#### ACTIVITY
Write out each entry again. Keep every word exactly as it is.

--- DATA FOR THE TASK ---

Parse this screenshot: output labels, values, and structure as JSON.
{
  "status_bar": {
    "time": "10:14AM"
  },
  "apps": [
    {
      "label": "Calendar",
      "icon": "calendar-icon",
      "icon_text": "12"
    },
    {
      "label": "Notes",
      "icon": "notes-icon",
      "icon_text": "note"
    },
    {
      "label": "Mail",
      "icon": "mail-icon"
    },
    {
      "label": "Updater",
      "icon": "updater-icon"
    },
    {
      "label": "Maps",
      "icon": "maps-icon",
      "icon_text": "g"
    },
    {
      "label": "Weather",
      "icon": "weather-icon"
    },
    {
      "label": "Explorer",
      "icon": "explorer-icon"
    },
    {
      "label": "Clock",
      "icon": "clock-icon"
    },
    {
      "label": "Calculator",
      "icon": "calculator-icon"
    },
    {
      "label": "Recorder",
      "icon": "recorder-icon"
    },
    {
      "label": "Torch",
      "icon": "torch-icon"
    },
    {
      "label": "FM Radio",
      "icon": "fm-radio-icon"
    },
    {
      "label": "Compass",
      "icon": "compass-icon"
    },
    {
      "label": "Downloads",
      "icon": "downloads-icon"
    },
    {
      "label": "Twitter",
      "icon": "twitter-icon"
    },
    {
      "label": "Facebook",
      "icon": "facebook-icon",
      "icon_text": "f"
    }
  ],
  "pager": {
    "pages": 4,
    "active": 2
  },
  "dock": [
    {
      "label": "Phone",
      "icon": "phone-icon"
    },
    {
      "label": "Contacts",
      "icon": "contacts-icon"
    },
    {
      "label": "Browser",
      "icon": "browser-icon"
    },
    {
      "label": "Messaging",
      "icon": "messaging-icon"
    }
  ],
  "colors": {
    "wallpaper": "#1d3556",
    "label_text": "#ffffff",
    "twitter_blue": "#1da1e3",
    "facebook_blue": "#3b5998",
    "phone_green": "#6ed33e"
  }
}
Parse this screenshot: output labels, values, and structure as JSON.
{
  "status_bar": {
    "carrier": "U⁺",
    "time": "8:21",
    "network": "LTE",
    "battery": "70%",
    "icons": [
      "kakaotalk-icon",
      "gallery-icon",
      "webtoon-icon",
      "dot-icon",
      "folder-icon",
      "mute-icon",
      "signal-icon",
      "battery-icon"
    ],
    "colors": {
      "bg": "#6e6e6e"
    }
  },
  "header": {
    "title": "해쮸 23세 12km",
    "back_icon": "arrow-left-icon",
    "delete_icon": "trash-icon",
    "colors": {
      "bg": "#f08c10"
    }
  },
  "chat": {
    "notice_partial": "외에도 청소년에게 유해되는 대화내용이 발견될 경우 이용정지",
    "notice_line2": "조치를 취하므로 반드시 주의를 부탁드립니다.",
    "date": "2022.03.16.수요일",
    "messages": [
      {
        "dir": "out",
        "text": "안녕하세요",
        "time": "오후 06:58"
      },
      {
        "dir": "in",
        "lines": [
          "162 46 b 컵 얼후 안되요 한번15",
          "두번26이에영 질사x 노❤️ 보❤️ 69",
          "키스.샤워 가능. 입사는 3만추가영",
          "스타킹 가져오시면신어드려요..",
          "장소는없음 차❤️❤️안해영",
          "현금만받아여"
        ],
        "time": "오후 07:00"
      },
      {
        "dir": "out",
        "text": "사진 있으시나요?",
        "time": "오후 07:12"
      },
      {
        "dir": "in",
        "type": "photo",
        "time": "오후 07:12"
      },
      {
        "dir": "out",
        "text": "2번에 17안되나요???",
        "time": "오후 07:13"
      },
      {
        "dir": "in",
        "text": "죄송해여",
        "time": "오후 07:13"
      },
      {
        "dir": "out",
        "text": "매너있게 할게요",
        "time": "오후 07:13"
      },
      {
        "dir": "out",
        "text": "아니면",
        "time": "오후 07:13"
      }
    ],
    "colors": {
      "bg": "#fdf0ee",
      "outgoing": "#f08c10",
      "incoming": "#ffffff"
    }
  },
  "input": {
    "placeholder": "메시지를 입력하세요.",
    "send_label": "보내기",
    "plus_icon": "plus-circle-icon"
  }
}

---

#### EXERCISE SOLUTION
Parse this screenshot: output labels, values, and structure as JSON.
{
  "status_bar": {
    "time": "10:14AM"
  },
  "apps": [
    {
      "label": "Calendar",
      "icon": "calendar-icon",
      "icon_text": "12"
    },
    {
      "label": "Notes",
      "icon": "notes-icon",
      "icon_text": "note"
    },
    {
      "label": "Mail",
      "icon": "mail-icon"
    },
    {
      "label": "Updater",
      "icon": "updater-icon"
    },
    {
      "label": "Maps",
      "icon": "maps-icon",
      "icon_text": "g"
    },
    {
      "label": "Weather",
      "icon": "weather-icon"
    },
    {
      "label": "Explorer",
      "icon": "explorer-icon"
    },
    {
      "label": "Clock",
      "icon": "clock-icon"
    },
    {
      "label": "Calculator",
      "icon": "calculator-icon"
    },
    {
      "label": "Recorder",
      "icon": "recorder-icon"
    },
    {
      "label": "Torch",
      "icon": "torch-icon"
    },
    {
      "label": "FM Radio",
      "icon": "fm-radio-icon"
    },
    {
      "label": "Compass",
      "icon": "compass-icon"
    },
    {
      "label": "Downloads",
      "icon": "downloads-icon"
    },
    {
      "label": "Twitter",
      "icon": "twitter-icon"
    },
    {
      "label": "Facebook",
      "icon": "facebook-icon",
      "icon_text": "f"
    }
  ],
  "pager": {
    "pages": 4,
    "active": 2
  },
  "dock": [
    {
      "label": "Phone",
      "icon": "phone-icon"
    },
    {
      "label": "Contacts",
      "icon": "contacts-icon"
    },
    {
      "label": "Browser",
      "icon": "browser-icon"
    },
    {
      "label": "Messaging",
      "icon": "messaging-icon"
    }
  ],
  "colors": {
    "wallpaper": "#1d3556",
    "label_text": "#ffffff",
    "twitter_blue": "#1da1e3",
    "facebook_blue": "#3b5998",
    "phone_green": "#6ed33e"
  }
}
Parse this screenshot: output labels, values, and structure as JSON.
{
  "status_bar": {
    "carrier": "U⁺",
    "time": "8:21",
    "network": "LTE",
    "battery": "70%",
    "icons": [
      "kakaotalk-icon",
      "gallery-icon",
      "webtoon-icon",
      "dot-icon",
      "folder-icon",
      "mute-icon",
      "signal-icon",
      "battery-icon"
    ],
    "colors": {
      "bg": "#6e6e6e"
    }
  },
  "header": {
    "title": "해쮸 23세 12km",
    "back_icon": "arrow-left-icon",
    "delete_icon": "trash-icon",
    "colors": {
      "bg": "#f08c10"
    }
  },
  "chat": {
    "notice_partial": "외에도 청소년에게 유해되는 대화내용이 발견될 경우 이용정지",
    "notice_line2": "조치를 취하므로 반드시 주의를 부탁드립니다.",
    "date": "2022.03.16.수요일",
    "messages": [
      {
        "dir": "out",
        "text": "안녕하세요",
        "time": "오후 06:58"
      },
      {
        "dir": "in",
        "lines": [
          "162 46 b 컵 얼후 안되요 한번15",
          "두번26이에영 질사x 노❤️ 보❤️ 69",
          "키스.샤워 가능. 입사는 3만추가영",
          "스타킹 가져오시면신어드려요..",
          "장소는없음 차❤️❤️안해영",
          "현금만받아여"
        ],
        "time": "오후 07:00"
      },
      {
        "dir": "out",
        "text": "사진 있으시나요?",
        "time": "오후 07:12"
      },
      {
        "dir": "in",
        "type": "photo",
        "time": "오후 07:12"
      },
      {
        "dir": "out",
        "text": "2번에 17안되나요???",
        "time": "오후 07:13"
      },
      {
        "dir": "in",
        "text": "죄송해여",
        "time": "오후 07:13"
      },
      {
        "dir": "out",
        "text": "매너있게 할게요",
        "time": "오후 07:13"
      },
      {
        "dir": "out",
        "text": "아니면",
        "time": "오후 07:13"
      }
    ],
    "colors": {
      "bg": "#fdf0ee",
      "outgoing": "#f08c10",
      "incoming": "#ffffff"
    }
  },
  "input": {
    "placeholder": "메시지를 입력하세요.",
    "send_label": "보내기",
    "plus_icon": "plus-circle-icon"
  }
}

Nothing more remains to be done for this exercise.